Zakayev, a close friend of Litvinenko said murdered journalist Anna Politkovskaya was also a member of the investigative team set up by Chechen president Aslan Maskhado in 2004.

Their work angered the Kremlin and eventually contributed to a death sentence being passed on the former KGB agent, Zakayev claimed.

Litvinenko was poisoned with highly radioactive polonium-210 at a London hotel In November 2006. Politkovskaya was shot dead in Moscow on Vladimir Putin's birthday a month earlier, while Maskhado was killed by Russian security forces in 2005.

Material gathered by the commission was to be used to file a war crimes case against Putin and Russia's top brass with the International Crime Court (ICC) in The Hague.

A criminal complaint was eventually sent to the ICC in 2014 by the unrecognised Chechen Republic of Ichkeria, of which Zakayev is the Prime Minister-in-exile.

The Moscow-educated former actor was a leading rebel commander during the first Chechen war and is due to be heard as a witness at the ongoing inquiry on Litvinenko's poisoning in the coming weeks.

A friend of actress Vanessa Redgrave, Zakayev first met with Litvinenko in London in the early 2000s after they were both granted asylum by Britain.

Sharing a common hatred for Putin and empathy for the Chechen cause, the two became friends and neighbours.

"He [Litvinenko] got very involved with our struggle," Zakayev said. "He once told me: 'Just like Germans now feel ashamed of what was done to the Jews, so Russians will feel ashamed of what has been done to Chechens. I don't want my son to be ashamed for me and that is why I would like to support the Chechens in their fight'."

On his London deathbed, Litvinenko converted to Islam and expressed the desire to be laid to rest in the same Chechen graveyard where Zakayev will also be buried.

The 55-year-old political dissident argued that his friend's fierce and vocal criticism of the Kremlin eventually led to his poisoning.

"He was seen as a traitor by the FSB not because he betrayed Russia but the cause that they [the FSB] served," he said.

While allegedly working for MI6, the former spy wrote a book claiming the Russian agents were behind the 1999 apartment block bombings in Russia that killed more than 300 people and eventually resulted in Putin - the former FSB chief - sending troops into Chechnya. Russia has always maintained Chechen separatists carried out the attacks.

In January 2015, the inquiry into Litvinenko's death also heard how the murdered spy had penned a series of critical articles including personal attacks against Putin as well as claims that corruption was endemic amid Russian intelligence officers.

In a piece published on a Chechnya website, Litvinenko accused the Russian president of being a paedophile after he kissed a five-year-old boy on the stomach.

Earlier this week, the former spy's widow Marina told the inquiry how her husband's activities resulted in what she described as a Kremlin-led campaign of intimidation against her family. Marina told the inquiry how Litvinenko's house and the neighbouring property of Zakayev were firebombed in 2004.

The separatist leader has also been the target of an alleged assassination plot.
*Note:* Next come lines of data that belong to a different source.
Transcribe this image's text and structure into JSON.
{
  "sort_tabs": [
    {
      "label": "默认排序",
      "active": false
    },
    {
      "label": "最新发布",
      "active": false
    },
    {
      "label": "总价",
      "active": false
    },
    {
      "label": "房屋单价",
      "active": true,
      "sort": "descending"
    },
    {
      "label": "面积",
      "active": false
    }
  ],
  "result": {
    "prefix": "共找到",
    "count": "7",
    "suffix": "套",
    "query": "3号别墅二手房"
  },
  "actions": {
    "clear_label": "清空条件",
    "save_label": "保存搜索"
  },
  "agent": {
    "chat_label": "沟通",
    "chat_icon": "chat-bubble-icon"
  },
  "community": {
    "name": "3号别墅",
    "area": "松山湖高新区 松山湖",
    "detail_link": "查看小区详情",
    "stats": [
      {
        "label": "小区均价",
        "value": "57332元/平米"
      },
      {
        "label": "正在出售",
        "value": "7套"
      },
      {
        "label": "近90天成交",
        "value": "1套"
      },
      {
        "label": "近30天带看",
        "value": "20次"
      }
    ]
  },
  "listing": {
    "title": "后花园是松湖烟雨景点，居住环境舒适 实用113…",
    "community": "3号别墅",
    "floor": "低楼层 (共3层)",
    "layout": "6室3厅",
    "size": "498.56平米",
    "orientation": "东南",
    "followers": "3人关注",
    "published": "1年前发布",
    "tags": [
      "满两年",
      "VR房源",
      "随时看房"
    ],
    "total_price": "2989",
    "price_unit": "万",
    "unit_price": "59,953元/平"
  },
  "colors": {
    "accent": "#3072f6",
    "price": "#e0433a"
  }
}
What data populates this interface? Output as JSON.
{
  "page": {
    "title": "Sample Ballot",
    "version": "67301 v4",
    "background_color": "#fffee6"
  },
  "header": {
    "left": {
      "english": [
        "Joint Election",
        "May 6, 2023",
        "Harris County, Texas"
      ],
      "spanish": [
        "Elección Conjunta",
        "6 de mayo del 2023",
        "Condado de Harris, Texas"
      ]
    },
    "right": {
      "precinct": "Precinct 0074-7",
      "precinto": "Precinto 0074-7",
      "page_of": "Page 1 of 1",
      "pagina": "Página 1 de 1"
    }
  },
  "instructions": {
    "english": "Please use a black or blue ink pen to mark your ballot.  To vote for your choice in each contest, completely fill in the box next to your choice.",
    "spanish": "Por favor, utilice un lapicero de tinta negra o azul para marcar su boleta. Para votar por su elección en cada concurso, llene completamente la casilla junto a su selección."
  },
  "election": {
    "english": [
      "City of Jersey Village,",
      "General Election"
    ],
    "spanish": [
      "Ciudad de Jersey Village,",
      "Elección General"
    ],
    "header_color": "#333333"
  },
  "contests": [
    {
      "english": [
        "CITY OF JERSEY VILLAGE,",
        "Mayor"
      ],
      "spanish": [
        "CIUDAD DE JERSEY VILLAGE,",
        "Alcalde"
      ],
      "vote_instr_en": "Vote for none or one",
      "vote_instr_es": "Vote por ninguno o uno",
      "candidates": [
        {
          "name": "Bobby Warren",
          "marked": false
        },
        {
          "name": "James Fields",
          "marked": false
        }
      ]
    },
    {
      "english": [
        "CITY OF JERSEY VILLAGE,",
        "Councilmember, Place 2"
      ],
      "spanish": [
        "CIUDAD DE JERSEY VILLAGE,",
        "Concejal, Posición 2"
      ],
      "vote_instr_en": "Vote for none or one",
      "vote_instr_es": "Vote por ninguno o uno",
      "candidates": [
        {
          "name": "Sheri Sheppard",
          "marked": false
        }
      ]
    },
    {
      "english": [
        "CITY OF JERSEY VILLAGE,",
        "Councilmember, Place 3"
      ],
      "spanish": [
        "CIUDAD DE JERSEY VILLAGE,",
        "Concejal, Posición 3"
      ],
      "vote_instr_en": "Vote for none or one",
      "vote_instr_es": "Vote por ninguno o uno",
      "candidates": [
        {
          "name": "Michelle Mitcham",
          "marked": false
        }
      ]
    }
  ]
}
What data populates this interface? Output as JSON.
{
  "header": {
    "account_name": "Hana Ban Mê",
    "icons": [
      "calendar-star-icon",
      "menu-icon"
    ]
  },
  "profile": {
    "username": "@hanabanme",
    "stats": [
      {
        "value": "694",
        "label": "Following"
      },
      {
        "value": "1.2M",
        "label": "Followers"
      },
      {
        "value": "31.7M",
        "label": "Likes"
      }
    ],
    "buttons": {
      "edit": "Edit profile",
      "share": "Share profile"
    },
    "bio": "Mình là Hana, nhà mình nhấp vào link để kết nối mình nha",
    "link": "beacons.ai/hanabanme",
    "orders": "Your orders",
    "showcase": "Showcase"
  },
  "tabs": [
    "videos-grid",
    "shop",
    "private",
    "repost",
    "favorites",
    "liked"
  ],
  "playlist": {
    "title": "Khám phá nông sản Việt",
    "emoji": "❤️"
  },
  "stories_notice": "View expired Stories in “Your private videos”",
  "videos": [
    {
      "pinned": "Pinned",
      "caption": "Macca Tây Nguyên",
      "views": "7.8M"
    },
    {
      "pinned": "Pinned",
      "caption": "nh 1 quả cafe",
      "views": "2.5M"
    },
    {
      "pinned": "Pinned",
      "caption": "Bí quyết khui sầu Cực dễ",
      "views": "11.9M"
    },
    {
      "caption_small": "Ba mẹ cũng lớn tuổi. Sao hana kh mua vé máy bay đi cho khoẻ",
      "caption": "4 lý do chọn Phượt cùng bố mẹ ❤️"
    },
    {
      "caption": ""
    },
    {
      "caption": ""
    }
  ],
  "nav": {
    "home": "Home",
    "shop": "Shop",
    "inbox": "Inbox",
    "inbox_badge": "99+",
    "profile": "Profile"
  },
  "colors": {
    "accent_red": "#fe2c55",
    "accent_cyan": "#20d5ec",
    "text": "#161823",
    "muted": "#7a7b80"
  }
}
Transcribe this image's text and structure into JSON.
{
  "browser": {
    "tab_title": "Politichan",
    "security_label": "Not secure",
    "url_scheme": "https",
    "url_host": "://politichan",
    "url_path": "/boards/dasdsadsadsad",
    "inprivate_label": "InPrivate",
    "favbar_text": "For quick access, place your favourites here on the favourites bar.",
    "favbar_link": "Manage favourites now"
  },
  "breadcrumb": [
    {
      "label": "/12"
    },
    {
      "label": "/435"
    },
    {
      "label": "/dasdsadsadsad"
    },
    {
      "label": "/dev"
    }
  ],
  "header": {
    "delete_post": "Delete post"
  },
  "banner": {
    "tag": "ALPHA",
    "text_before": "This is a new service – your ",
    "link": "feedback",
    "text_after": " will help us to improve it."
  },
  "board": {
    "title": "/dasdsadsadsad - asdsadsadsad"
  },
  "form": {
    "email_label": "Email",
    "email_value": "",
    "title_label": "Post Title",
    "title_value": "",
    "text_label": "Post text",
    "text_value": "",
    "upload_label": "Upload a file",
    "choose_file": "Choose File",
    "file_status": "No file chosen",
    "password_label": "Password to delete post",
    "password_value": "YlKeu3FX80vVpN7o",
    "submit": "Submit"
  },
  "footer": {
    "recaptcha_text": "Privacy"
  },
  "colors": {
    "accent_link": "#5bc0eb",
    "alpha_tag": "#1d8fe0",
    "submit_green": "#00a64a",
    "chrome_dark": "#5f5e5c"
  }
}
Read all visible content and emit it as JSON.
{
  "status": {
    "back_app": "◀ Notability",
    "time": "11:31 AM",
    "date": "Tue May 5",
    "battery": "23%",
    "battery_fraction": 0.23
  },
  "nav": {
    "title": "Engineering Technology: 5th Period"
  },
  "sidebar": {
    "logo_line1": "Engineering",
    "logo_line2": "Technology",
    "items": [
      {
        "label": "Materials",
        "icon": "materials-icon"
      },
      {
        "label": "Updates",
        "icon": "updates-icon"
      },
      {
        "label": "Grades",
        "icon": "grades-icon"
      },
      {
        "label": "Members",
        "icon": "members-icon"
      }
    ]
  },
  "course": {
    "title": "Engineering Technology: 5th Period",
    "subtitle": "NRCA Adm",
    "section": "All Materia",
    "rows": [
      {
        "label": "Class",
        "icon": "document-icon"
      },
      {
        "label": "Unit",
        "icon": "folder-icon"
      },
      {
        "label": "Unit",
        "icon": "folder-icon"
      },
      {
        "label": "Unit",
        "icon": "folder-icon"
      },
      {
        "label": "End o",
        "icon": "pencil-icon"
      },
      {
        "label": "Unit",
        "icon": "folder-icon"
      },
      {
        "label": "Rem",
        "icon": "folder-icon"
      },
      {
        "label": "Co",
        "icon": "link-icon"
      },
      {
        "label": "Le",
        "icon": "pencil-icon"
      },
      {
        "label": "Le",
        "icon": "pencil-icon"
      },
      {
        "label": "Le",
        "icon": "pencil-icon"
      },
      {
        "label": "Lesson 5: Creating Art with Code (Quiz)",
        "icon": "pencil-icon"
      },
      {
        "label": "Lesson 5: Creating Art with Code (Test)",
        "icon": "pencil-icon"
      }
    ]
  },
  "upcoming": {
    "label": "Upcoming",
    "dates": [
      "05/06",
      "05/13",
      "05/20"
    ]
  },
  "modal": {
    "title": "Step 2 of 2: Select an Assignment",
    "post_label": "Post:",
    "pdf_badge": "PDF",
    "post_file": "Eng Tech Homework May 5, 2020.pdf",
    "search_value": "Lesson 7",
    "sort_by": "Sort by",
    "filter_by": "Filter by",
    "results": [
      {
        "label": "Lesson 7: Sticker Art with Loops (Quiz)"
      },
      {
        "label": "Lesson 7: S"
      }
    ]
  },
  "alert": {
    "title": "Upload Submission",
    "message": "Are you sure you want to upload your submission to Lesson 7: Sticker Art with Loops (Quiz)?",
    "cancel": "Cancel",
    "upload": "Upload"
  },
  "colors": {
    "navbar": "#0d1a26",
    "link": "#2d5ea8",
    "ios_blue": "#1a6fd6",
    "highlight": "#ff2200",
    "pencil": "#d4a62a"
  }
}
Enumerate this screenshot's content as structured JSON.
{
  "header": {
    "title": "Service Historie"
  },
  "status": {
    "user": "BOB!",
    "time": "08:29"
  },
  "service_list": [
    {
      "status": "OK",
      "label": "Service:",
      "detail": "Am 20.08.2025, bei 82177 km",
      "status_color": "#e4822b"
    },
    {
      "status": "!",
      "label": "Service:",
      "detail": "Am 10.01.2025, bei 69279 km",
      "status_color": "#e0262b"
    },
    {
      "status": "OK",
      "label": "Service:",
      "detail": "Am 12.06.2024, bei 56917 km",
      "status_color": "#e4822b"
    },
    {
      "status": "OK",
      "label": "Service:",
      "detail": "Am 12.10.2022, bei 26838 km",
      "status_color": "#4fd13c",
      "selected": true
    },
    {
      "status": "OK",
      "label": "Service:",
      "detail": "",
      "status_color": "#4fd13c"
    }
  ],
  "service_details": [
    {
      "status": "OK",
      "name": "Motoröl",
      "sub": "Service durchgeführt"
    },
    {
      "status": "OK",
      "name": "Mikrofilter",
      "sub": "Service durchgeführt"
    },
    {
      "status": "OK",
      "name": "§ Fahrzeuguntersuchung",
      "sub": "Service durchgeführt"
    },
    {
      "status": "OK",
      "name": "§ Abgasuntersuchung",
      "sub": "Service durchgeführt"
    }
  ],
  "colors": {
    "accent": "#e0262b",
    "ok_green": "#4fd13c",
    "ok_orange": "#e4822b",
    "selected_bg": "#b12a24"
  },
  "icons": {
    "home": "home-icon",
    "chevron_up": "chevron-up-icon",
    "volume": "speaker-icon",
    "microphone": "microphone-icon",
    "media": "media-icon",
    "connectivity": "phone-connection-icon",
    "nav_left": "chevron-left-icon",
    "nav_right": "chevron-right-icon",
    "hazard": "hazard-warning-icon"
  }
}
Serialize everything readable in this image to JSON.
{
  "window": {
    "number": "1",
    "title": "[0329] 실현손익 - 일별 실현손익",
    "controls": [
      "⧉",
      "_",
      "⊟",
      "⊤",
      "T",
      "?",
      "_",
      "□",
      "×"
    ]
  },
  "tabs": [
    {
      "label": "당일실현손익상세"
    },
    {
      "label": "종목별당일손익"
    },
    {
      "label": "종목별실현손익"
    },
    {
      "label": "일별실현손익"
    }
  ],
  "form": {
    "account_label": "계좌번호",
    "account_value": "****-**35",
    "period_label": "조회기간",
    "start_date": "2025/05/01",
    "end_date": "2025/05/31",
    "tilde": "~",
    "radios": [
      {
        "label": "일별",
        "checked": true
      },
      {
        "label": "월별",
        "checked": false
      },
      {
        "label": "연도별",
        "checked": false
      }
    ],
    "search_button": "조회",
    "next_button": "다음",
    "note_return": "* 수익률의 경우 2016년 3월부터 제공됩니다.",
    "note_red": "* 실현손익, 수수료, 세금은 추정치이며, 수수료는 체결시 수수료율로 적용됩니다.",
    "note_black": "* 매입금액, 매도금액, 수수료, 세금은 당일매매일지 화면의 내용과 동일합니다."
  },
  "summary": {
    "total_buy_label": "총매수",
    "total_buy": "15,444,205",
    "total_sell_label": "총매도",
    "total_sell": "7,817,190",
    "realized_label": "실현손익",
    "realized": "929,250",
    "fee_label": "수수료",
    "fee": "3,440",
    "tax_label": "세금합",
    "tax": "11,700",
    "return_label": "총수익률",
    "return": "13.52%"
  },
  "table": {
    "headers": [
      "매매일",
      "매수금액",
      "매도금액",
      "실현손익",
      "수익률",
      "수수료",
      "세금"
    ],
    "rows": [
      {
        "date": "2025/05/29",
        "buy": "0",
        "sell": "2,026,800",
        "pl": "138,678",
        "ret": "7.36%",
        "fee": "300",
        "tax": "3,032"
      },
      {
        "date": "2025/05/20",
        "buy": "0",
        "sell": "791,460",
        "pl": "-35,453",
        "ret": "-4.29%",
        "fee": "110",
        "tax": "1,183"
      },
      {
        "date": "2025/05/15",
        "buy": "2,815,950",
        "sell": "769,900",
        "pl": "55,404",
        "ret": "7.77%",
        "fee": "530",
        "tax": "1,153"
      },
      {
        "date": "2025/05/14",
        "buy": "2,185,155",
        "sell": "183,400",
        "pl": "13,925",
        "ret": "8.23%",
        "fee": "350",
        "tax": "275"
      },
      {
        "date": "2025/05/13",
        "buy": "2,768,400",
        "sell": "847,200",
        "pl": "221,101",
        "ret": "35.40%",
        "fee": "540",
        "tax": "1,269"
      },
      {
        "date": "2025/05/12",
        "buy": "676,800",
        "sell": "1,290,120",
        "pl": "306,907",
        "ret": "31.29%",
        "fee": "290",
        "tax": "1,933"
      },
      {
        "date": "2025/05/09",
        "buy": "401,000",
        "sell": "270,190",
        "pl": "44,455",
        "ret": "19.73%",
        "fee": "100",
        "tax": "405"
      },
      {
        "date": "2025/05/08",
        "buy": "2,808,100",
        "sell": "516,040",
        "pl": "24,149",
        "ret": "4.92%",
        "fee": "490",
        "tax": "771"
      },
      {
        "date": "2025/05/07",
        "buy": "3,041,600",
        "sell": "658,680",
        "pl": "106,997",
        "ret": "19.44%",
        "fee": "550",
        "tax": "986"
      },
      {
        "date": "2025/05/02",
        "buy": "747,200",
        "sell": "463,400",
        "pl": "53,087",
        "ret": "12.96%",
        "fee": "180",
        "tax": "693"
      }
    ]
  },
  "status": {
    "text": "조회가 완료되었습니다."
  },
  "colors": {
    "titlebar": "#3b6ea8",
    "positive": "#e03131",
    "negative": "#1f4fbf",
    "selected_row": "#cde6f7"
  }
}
In 2012, the MI5 issued a warning that he was high up in a hit list drawn up by the Ramzan Kadyrov, Chechnya's Kremlin-backed current president - a man that rights groups accuse of overseeing murders and torture of opponents, and who has a tiger as a pet.

Zakayev, the last surviving top moderate rebel commander from the first Chechen war said he is well aware of the risks connected to his political activity, here in London, but he sees no point in dropping the fight for an independent Chechnya.

"If you get involved into Putin's crimes you get onto the list of those who might get killed," he said. "This danger exists and has always existed. However it doesn't mean that we all have just to hide and keep silent.

"Fear is not a guarantee of security. The guarantee is to make the regime in Russia change. If there is a different regime we will all be safe."